International Ban on CFCs Claims Cheap, Over-Counter Inhalers

In an effort to plant a talking point in the next Republican presidential debate prevent damage to the ozone layer, the Obama administration will order the phase-out of an over-the-counter asthma inhaler at the end of this year.

The Primatene Mist inhaler is the only one on the market that uses chlorflourocarbons (CFCs) as a propellant. Those compounds have been the target of an international phase-out campaign since 1987, when it became clear that they were helping destroy the ozone layer that protects the earth from direct exposure to solar radiation. Other inhalers use a different chemical to propel medicine to asthma sufferers, but those require prescriptions, and come at a higher cost.
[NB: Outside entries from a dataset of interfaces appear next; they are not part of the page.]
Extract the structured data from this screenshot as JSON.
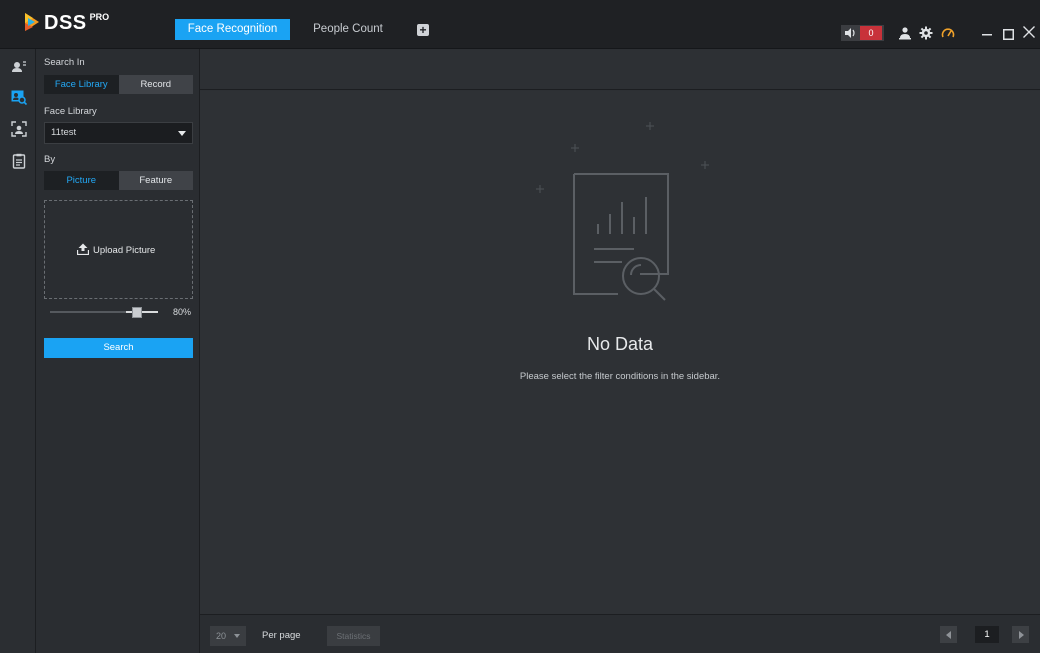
{
  "app": {
    "logo_text": "DSS",
    "logo_sup": "PRO"
  },
  "tabs": [
    {
      "label": "Face Recognition",
      "active": true
    },
    {
      "label": "People Count",
      "active": false
    }
  ],
  "titlebar": {
    "alarm_count": "0"
  },
  "sidebar": {
    "search_in_label": "Search In",
    "search_in_options": [
      "Face Library",
      "Record"
    ],
    "face_library_label": "Face Library",
    "face_library_value": "11test",
    "by_label": "By",
    "by_options": [
      "Picture",
      "Feature"
    ],
    "upload_label": "Upload Picture",
    "similarity_value": "80%",
    "search_button": "Search"
  },
  "main": {
    "empty_title": "No Data",
    "empty_subtitle": "Please select the filter conditions in the sidebar."
  },
  "footer": {
    "per_page_value": "20",
    "per_page_label": "Per page",
    "statistics_button": "Statistics",
    "current_page": "1"
  },
  "colors": {
    "accent": "#1aa3f3",
    "alarm": "#c8323a",
    "background": "#2d3034"
  }
}
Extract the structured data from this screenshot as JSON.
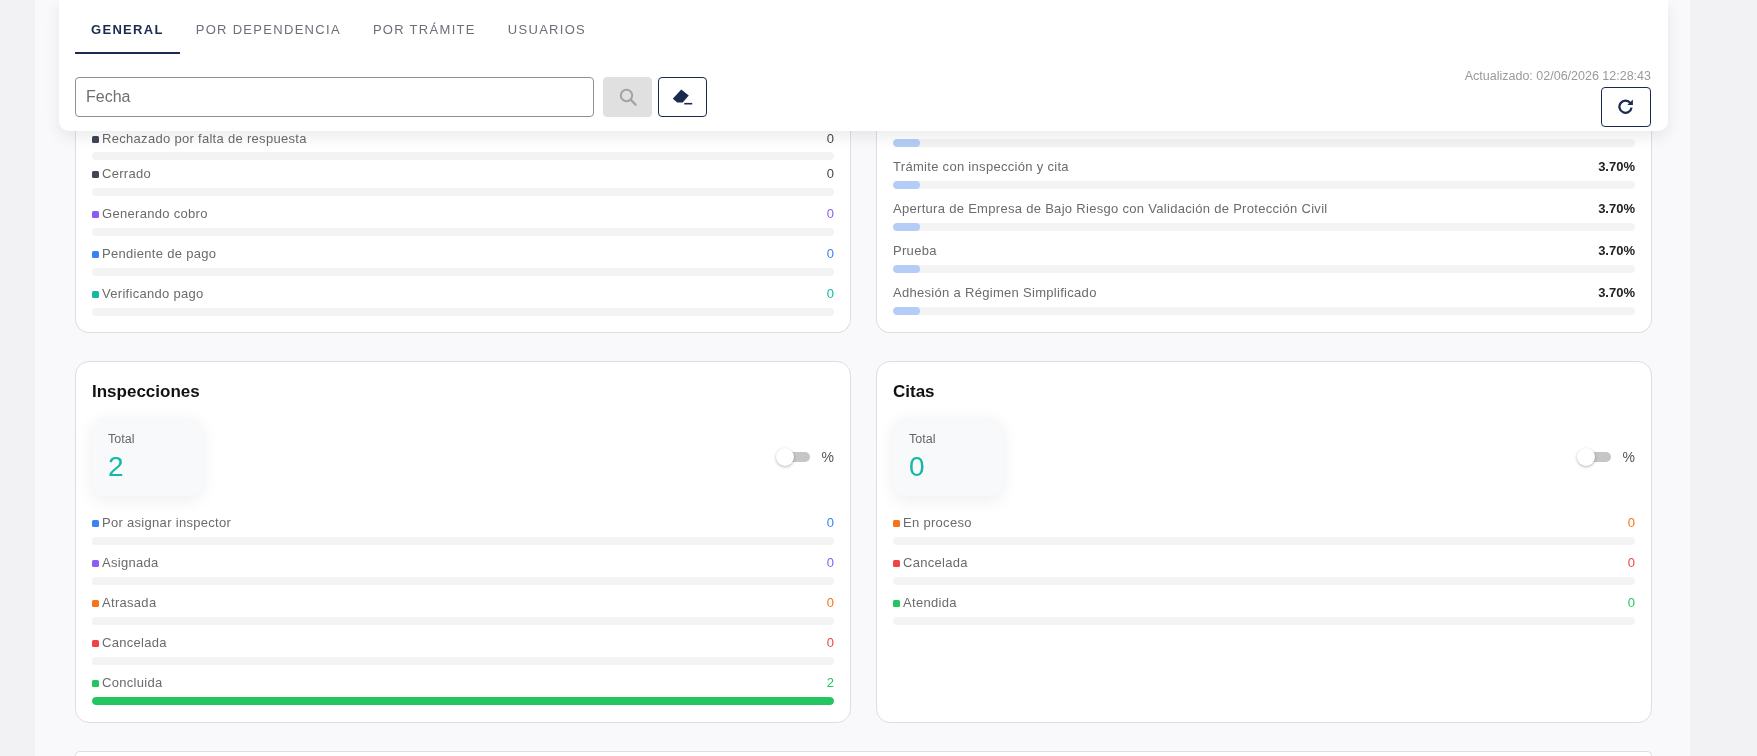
{
  "tabs": [
    {
      "label": "GENERAL",
      "selected": true
    },
    {
      "label": "POR DEPENDENCIA",
      "selected": false
    },
    {
      "label": "POR TRÁMITE",
      "selected": false
    },
    {
      "label": "USUARIOS",
      "selected": false
    }
  ],
  "filters": {
    "date_field": {
      "placeholder": "Fecha"
    },
    "search_button": {
      "disabled": true
    },
    "updated": "Actualizado: 02/06/2026 12:28:43"
  },
  "status_card": {
    "items": [
      {
        "label": "Rechazado por falta de respuesta",
        "value": "0",
        "color": "#3f4654",
        "level": 0
      },
      {
        "label": "Cerrado",
        "value": "0",
        "color": "#3f4654",
        "level": 0
      },
      {
        "label": "Generando cobro",
        "value": "0",
        "color": "#8b5cf6",
        "level": 0
      },
      {
        "label": "Pendiente de pago",
        "value": "0",
        "color": "#3b82f6",
        "level": 0
      },
      {
        "label": "Verificando pago",
        "value": "0",
        "color": "#14b8a6",
        "level": 0
      }
    ]
  },
  "procedures_card": {
    "items": [
      {
        "level": 0.037
      },
      {
        "label": "Trámite con inspección y cita",
        "value": "3.70%",
        "level": 0.037
      },
      {
        "label": "Apertura de Empresa de Bajo Riesgo con Validación de Protección Civil",
        "value": "3.70%",
        "level": 0.037
      },
      {
        "label": "Prueba",
        "value": "3.70%",
        "level": 0.037
      },
      {
        "label": "Adhesión a Régimen Simplificado",
        "value": "3.70%",
        "level": 0.037
      }
    ]
  },
  "inspecciones": {
    "title": "Inspecciones",
    "total_label": "Total",
    "total": "2",
    "percent_toggle": {
      "on": false,
      "label": "%"
    },
    "items": [
      {
        "label": "Por asignar inspector",
        "value": "0",
        "color": "#3b82f6",
        "level": 0
      },
      {
        "label": "Asignada",
        "value": "0",
        "color": "#8b5cf6",
        "level": 0
      },
      {
        "label": "Atrasada",
        "value": "0",
        "color": "#f97316",
        "level": 0
      },
      {
        "label": "Cancelada",
        "value": "0",
        "color": "#ef4444",
        "level": 0
      },
      {
        "label": "Concluida",
        "value": "2",
        "color": "#22c55e",
        "level": 1
      }
    ]
  },
  "citas": {
    "title": "Citas",
    "total_label": "Total",
    "total": "0",
    "percent_toggle": {
      "on": false,
      "label": "%"
    },
    "items": [
      {
        "label": "En proceso",
        "value": "0",
        "color": "#f97316",
        "level": 0
      },
      {
        "label": "Cancelada",
        "value": "0",
        "color": "#ef4444",
        "level": 0
      },
      {
        "label": "Atendida",
        "value": "0",
        "color": "#22c55e",
        "level": 0
      }
    ]
  }
}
Some commentators are not pleased at this development. Mark Hemingway at The Weekly Standard says it most succinctly: "The Obama administration would rather make people with Asthma cough up money than let them make a surely inconsequential contribution to depleting the ozone layer." Hemingway points to the experiences of The Atlantic's Megan McArdle with non-CFC inhalers (as well as low-energy clothes dryers, fluorescent light bulbs and low-flow toilets) as evidence that mandated environmental improvements lead to unhappiness, or at least to inconvenience.
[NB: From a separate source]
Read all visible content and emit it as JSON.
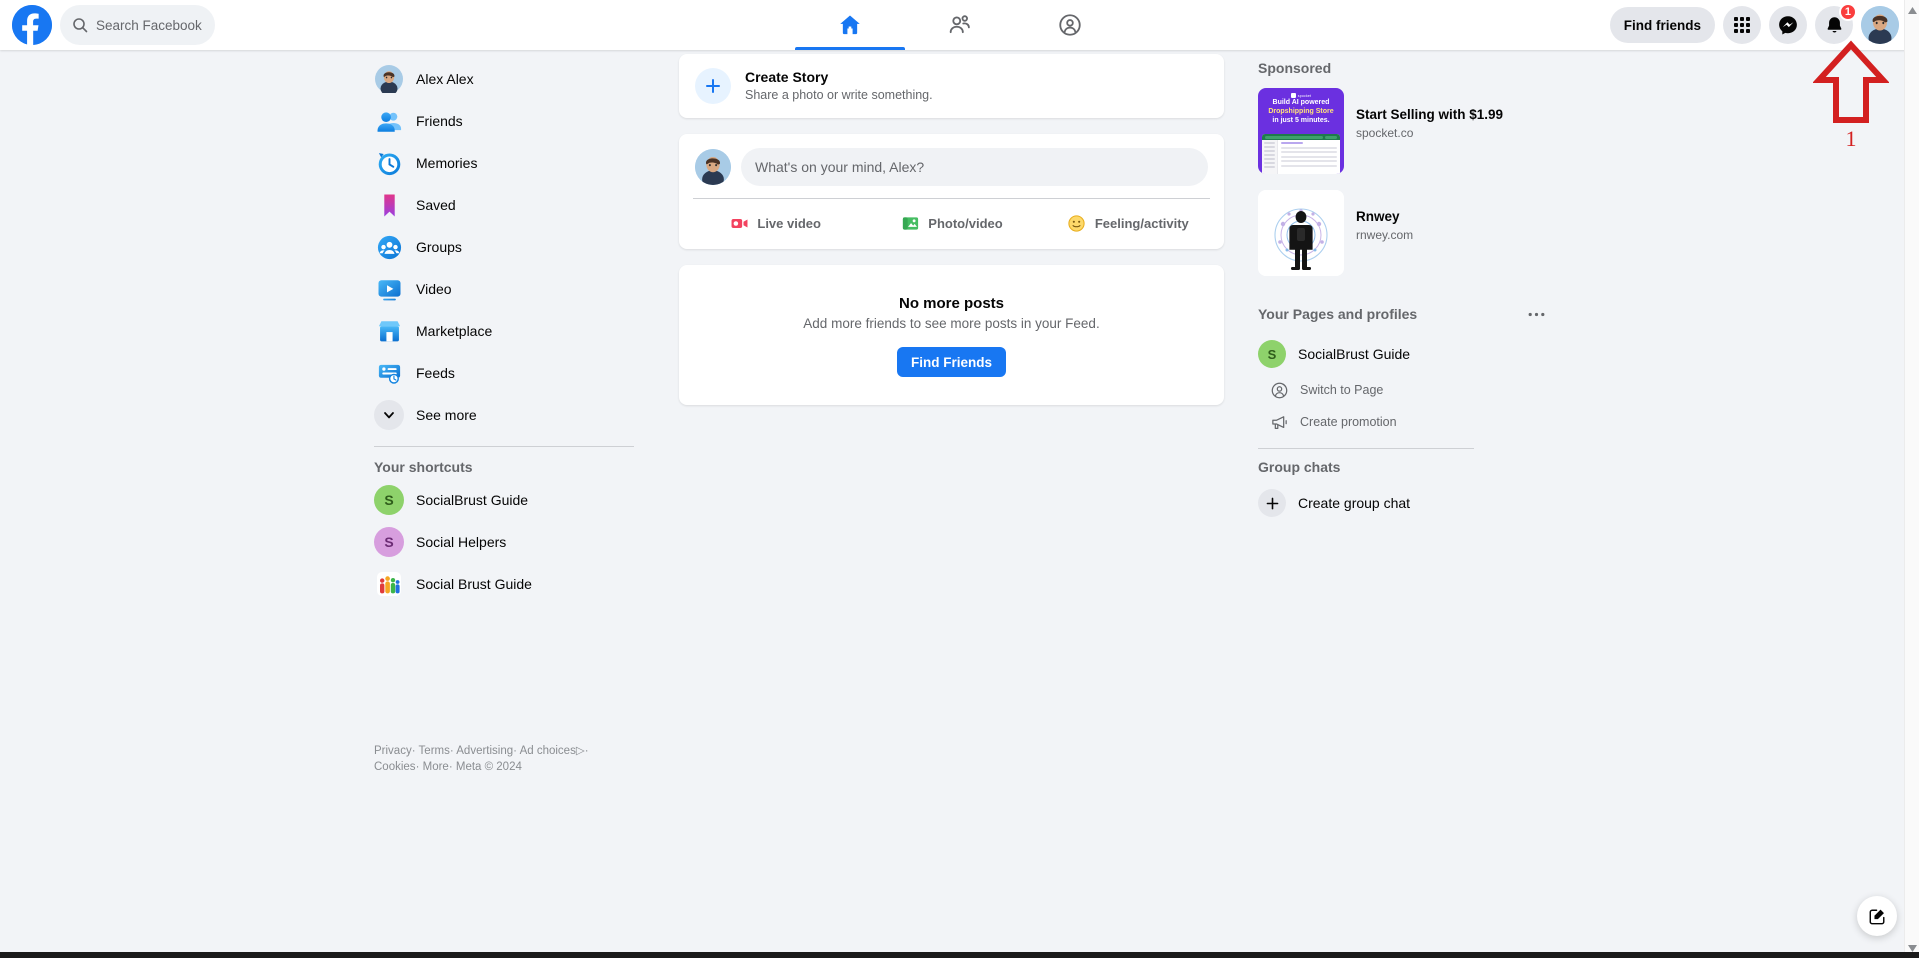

Read the full story at The Atlantic Wire.

Presented by

The Atlantic Wire is your authoritative guide to the news and ideas that matter most right now.

The Best 71-Second Animation You'll Watch Today

A rock monster tries to save a village from destruction.

Join the Discussion

After you comment, click Post. If you’re not already logged in you will be asked to log in or register.

blog comments powered by Disqus

Video

The Best 71-Second Animation You'll Watch Today

A rock monster tries to save a village from destruction.

Video

The Case for Napping at Work

Most Americans don't get enough sleep. More and more employers are trying to help address that.

Video

A Four-Dimensional Tour of Boston

In this groundbreaking video, time moves at multiple speeds within a single frame.

Video

Who Made Pop Music So Repetitive? You Did.

If pop music is too homogenous, that's because listeners want it that way.

Video

Stunning GoPro Footage of a Wildfire

In the field with America’s elite Native American firefighting crew

More in Health

Just In